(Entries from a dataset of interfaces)
|---|

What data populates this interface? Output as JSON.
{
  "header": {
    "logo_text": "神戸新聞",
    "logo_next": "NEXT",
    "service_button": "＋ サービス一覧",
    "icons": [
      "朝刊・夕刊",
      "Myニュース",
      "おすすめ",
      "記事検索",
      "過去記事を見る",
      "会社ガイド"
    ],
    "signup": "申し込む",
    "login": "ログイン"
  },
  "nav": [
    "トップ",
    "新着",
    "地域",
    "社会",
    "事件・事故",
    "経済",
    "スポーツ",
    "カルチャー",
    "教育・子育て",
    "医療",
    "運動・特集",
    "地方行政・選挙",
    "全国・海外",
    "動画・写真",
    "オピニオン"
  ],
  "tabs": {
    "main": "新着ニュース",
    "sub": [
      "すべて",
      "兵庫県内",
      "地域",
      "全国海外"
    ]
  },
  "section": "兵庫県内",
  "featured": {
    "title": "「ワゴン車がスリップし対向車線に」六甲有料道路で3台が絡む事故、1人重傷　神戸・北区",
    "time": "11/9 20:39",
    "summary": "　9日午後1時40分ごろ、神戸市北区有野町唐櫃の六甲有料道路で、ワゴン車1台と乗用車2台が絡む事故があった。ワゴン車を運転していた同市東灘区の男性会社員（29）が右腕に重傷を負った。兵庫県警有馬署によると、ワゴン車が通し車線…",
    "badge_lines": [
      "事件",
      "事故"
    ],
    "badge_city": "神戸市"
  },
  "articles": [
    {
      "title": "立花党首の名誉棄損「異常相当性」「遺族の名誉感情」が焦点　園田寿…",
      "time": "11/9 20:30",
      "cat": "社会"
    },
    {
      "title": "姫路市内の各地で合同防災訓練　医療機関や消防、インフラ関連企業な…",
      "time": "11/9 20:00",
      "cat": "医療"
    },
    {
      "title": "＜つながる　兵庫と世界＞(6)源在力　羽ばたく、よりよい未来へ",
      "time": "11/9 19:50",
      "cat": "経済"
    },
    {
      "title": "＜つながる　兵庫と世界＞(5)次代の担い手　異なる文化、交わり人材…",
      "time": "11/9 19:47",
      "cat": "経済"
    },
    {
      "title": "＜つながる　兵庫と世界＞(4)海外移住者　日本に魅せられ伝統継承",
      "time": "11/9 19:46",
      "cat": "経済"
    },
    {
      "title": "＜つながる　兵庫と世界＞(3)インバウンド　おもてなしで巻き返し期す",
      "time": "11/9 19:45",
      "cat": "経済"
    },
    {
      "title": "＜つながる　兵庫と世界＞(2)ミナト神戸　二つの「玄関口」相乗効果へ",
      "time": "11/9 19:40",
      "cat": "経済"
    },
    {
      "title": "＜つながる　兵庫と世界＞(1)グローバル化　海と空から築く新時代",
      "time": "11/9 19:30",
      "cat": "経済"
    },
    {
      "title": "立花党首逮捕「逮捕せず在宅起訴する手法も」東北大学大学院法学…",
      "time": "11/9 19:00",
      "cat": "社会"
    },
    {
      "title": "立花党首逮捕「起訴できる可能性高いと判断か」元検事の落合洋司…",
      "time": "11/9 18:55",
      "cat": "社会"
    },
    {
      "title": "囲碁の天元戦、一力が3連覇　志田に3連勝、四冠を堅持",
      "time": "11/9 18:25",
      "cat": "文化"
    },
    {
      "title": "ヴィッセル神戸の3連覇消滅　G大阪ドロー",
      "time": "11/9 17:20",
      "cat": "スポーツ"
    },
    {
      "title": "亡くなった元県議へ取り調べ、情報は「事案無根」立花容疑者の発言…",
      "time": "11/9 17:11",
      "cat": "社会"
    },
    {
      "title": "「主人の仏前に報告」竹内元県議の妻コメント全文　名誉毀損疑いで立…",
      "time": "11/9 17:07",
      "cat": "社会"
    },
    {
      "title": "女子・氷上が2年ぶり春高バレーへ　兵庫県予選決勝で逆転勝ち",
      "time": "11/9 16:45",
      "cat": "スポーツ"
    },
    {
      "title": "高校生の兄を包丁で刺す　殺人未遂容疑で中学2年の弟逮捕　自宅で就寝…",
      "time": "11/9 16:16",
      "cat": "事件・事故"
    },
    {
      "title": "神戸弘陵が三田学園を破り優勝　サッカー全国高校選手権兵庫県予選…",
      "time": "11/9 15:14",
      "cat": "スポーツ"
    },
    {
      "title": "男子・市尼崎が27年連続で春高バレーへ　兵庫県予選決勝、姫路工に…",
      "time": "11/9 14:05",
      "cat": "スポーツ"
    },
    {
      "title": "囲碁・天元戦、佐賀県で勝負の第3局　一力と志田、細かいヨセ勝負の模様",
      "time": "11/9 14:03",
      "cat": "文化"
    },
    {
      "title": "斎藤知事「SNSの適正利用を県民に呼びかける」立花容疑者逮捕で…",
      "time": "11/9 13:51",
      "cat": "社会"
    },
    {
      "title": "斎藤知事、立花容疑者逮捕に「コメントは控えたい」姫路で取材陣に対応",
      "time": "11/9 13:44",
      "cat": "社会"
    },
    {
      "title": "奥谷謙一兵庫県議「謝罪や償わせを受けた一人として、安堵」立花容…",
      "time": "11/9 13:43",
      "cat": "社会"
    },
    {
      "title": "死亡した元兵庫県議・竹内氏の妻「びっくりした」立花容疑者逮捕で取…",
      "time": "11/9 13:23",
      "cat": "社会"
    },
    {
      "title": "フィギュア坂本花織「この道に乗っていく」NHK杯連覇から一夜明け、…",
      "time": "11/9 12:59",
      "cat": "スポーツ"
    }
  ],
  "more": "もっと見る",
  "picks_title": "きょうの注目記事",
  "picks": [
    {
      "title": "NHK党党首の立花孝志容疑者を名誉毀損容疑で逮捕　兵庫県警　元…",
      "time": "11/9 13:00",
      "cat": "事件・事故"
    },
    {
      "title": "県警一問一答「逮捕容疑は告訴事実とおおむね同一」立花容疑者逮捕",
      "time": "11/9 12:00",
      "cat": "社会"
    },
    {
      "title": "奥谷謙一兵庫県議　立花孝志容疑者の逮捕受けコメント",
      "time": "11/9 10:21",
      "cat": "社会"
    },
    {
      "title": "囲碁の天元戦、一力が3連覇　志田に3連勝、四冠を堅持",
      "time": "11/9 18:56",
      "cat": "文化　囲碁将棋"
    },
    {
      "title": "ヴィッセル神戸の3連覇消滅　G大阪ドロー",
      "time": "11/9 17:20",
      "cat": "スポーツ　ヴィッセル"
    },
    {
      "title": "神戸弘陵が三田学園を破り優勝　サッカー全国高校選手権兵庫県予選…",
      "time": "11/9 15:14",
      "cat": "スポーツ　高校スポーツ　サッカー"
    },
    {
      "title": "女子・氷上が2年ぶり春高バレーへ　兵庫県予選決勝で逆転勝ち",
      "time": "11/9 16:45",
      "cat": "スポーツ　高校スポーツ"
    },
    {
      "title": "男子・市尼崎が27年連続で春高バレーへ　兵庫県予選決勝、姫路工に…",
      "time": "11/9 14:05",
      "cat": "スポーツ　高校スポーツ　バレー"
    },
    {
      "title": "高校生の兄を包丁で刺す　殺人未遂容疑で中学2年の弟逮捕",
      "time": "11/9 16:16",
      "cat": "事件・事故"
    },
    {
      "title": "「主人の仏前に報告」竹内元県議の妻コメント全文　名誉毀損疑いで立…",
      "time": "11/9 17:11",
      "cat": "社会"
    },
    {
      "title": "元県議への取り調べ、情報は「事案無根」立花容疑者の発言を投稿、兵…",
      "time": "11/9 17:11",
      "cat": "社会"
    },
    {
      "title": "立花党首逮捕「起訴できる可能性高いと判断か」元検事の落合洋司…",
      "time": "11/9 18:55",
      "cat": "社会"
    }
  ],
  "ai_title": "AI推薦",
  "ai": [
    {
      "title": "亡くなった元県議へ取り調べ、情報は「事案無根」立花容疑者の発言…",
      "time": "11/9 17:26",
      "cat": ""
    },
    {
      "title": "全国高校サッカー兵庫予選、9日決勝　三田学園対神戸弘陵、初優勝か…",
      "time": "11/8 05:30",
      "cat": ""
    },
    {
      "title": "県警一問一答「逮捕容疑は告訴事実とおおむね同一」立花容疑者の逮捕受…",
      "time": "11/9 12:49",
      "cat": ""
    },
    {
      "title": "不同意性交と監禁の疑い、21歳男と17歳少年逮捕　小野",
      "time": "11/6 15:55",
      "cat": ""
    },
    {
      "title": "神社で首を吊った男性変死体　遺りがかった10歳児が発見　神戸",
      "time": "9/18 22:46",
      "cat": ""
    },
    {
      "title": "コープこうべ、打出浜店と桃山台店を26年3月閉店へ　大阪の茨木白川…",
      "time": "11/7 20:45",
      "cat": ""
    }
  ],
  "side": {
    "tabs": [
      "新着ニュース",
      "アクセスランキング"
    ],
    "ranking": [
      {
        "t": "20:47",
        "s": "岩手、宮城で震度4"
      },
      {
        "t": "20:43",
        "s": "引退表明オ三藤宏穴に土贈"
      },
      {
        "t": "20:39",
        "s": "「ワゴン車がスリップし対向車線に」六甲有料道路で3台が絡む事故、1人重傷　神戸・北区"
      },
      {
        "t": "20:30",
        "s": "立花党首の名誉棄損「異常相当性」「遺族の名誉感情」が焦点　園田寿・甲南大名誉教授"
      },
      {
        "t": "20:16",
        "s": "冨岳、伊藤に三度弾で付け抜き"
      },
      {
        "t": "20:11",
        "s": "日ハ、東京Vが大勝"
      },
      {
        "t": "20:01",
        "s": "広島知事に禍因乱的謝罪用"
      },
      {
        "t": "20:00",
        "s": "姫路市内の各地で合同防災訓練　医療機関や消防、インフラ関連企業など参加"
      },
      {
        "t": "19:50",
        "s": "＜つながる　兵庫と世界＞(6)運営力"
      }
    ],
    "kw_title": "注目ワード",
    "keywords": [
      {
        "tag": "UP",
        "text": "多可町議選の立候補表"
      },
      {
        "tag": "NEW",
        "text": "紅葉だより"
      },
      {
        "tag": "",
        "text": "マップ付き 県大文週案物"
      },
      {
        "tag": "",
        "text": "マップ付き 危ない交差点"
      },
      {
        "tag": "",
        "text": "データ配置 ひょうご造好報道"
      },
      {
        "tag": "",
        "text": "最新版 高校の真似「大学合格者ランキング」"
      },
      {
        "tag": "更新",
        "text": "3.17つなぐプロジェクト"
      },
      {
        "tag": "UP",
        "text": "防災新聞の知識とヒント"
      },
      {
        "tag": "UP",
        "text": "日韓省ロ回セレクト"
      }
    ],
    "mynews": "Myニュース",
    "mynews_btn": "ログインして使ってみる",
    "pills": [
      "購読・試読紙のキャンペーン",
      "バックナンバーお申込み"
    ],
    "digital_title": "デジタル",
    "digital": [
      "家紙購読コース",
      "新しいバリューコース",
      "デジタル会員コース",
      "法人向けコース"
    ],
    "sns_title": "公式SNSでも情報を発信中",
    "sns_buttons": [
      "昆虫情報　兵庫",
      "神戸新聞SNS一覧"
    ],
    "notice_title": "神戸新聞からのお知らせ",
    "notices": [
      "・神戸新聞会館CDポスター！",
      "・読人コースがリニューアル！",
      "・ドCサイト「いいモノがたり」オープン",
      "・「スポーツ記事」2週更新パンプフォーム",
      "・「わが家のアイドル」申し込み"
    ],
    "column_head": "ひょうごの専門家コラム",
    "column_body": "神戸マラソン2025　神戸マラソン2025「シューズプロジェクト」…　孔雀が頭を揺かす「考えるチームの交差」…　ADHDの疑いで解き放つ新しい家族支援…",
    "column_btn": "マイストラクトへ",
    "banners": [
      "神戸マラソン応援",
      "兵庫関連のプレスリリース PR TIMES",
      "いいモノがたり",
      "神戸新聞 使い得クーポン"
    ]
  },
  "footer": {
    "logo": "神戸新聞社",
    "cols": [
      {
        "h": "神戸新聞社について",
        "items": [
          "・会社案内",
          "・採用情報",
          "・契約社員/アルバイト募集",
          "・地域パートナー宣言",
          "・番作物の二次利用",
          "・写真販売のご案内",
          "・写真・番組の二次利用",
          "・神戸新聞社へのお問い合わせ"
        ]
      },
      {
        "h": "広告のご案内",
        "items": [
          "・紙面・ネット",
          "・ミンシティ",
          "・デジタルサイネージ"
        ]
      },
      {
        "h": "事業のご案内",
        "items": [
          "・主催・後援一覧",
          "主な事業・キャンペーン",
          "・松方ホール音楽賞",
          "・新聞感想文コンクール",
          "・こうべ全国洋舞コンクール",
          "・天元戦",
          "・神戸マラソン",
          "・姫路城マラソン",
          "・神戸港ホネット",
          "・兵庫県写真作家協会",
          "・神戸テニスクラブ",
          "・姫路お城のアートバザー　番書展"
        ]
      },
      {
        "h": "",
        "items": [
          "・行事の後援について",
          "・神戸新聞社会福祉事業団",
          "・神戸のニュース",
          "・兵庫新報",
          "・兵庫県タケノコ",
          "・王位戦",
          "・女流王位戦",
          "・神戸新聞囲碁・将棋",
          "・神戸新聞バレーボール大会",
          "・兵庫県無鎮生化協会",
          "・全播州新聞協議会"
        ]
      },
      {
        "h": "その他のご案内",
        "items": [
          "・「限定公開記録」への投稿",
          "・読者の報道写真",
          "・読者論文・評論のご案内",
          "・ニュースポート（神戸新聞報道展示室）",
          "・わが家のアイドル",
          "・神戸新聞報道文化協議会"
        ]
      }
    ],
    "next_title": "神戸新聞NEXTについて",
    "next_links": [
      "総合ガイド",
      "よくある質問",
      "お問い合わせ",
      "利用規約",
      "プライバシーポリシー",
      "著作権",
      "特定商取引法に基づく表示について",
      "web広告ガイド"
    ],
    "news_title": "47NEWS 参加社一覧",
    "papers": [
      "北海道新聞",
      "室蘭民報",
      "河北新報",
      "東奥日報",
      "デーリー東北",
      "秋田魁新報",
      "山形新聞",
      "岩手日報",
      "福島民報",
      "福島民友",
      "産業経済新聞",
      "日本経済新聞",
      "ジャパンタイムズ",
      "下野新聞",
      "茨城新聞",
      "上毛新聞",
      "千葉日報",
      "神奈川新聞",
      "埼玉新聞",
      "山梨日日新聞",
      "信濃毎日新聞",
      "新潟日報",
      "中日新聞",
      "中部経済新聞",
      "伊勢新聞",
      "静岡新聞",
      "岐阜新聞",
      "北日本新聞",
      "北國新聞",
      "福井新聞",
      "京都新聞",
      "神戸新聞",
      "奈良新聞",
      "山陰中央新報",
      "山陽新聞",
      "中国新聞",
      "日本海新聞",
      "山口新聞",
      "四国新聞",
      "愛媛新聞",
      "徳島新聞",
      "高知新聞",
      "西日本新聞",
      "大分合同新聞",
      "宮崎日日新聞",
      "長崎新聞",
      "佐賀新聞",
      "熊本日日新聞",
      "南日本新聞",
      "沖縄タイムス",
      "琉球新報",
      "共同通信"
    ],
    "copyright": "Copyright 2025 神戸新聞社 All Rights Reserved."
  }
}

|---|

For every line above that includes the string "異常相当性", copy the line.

      "title": "立花党首の名誉棄損「異常相当性」「遺族の名誉感情」が焦点　園田寿…",
        "s": "立花党首の名誉棄損「異常相当性」「遺族の名誉感情」が焦点　園田寿・甲南大名誉教授"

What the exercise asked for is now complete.